▶ [Work to complete] What follows is a block of records; reproduce all of it verbatim.

▶ [Information shown]
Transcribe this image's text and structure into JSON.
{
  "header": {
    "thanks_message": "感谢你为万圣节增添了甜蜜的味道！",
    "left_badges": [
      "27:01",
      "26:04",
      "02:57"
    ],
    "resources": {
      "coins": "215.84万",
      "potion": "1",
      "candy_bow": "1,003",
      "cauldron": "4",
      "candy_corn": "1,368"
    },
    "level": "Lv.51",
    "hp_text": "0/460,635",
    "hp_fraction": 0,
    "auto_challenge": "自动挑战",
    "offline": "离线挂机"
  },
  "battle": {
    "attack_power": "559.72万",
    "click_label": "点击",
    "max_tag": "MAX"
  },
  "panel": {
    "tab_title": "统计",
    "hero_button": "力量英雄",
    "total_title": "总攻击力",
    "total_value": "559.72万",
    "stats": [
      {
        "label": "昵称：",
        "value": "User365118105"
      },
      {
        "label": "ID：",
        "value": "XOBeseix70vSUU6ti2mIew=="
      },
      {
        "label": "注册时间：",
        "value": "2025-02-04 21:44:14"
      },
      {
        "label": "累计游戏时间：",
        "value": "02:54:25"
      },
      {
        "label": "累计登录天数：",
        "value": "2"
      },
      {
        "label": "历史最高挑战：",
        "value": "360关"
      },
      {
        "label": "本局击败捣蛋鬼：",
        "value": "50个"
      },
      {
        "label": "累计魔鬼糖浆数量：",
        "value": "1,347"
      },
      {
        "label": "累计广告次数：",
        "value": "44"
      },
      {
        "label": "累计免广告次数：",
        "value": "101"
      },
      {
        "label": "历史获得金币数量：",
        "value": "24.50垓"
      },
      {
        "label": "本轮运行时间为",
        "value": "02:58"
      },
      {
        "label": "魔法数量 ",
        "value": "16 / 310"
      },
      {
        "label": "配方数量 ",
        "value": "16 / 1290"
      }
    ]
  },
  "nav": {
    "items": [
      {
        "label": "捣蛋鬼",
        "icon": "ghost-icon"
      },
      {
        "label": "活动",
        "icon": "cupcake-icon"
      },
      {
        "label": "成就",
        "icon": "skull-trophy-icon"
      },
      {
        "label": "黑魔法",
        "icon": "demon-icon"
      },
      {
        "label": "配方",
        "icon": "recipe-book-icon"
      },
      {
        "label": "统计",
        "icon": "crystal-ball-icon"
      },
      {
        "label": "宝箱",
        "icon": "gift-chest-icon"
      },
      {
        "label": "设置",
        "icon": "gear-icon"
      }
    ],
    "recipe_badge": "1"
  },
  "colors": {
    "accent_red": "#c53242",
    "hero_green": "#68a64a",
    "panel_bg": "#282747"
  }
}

▶ [Exercise result]
Transcribe this image's text and structure into JSON.
{
  "header": {
    "thanks_message": "感谢你为万圣节增添了甜蜜的味道！",
    "left_badges": [
      "27:01",
      "26:04",
      "02:57"
    ],
    "resources": {
      "coins": "215.84万",
      "potion": "1",
      "candy_bow": "1,003",
      "cauldron": "4",
      "candy_corn": "1,368"
    },
    "level": "Lv.51",
    "hp_text": "0/460,635",
    "hp_fraction": 0,
    "auto_challenge": "自动挑战",
    "offline": "离线挂机"
  },
  "battle": {
    "attack_power": "559.72万",
    "click_label": "点击",
    "max_tag": "MAX"
  },
  "panel": {
    "tab_title": "统计",
    "hero_button": "力量英雄",
    "total_title": "总攻击力",
    "total_value": "559.72万",
    "stats": [
      {
        "label": "昵称：",
        "value": "User365118105"
      },
      {
        "label": "ID：",
        "value": "XOBeseix70vSUU6ti2mIew=="
      },
      {
        "label": "注册时间：",
        "value": "2025-02-04 21:44:14"
      },
      {
        "label": "累计游戏时间：",
        "value": "02:54:25"
      },
      {
        "label": "累计登录天数：",
        "value": "2"
      },
      {
        "label": "历史最高挑战：",
        "value": "360关"
      },
      {
        "label": "本局击败捣蛋鬼：",
        "value": "50个"
      },
      {
        "label": "累计魔鬼糖浆数量：",
        "value": "1,347"
      },
      {
        "label": "累计广告次数：",
        "value": "44"
      },
      {
        "label": "累计免广告次数：",
        "value": "101"
      },
      {
        "label": "历史获得金币数量：",
        "value": "24.50垓"
      },
      {
        "label": "本轮运行时间为",
        "value": "02:58"
      },
      {
        "label": "魔法数量 ",
        "value": "16 / 310"
      },
      {
        "label": "配方数量 ",
        "value": "16 / 1290"
      }
    ]
  },
  "nav": {
    "items": [
      {
        "label": "捣蛋鬼",
        "icon": "ghost-icon"
      },
      {
        "label": "活动",
        "icon": "cupcake-icon"
      },
      {
        "label": "成就",
        "icon": "skull-trophy-icon"
      },
      {
        "label": "黑魔法",
        "icon": "demon-icon"
      },
      {
        "label": "配方",
        "icon": "recipe-book-icon"
      },
      {
        "label": "统计",
        "icon": "crystal-ball-icon"
      },
      {
        "label": "宝箱",
        "icon": "gift-chest-icon"
      },
      {
        "label": "设置",
        "icon": "gear-icon"
      }
    ],
    "recipe_badge": "1"
  },
  "colors": {
    "accent_red": "#c53242",
    "hero_green": "#68a64a",
    "panel_bg": "#282747"
  }
}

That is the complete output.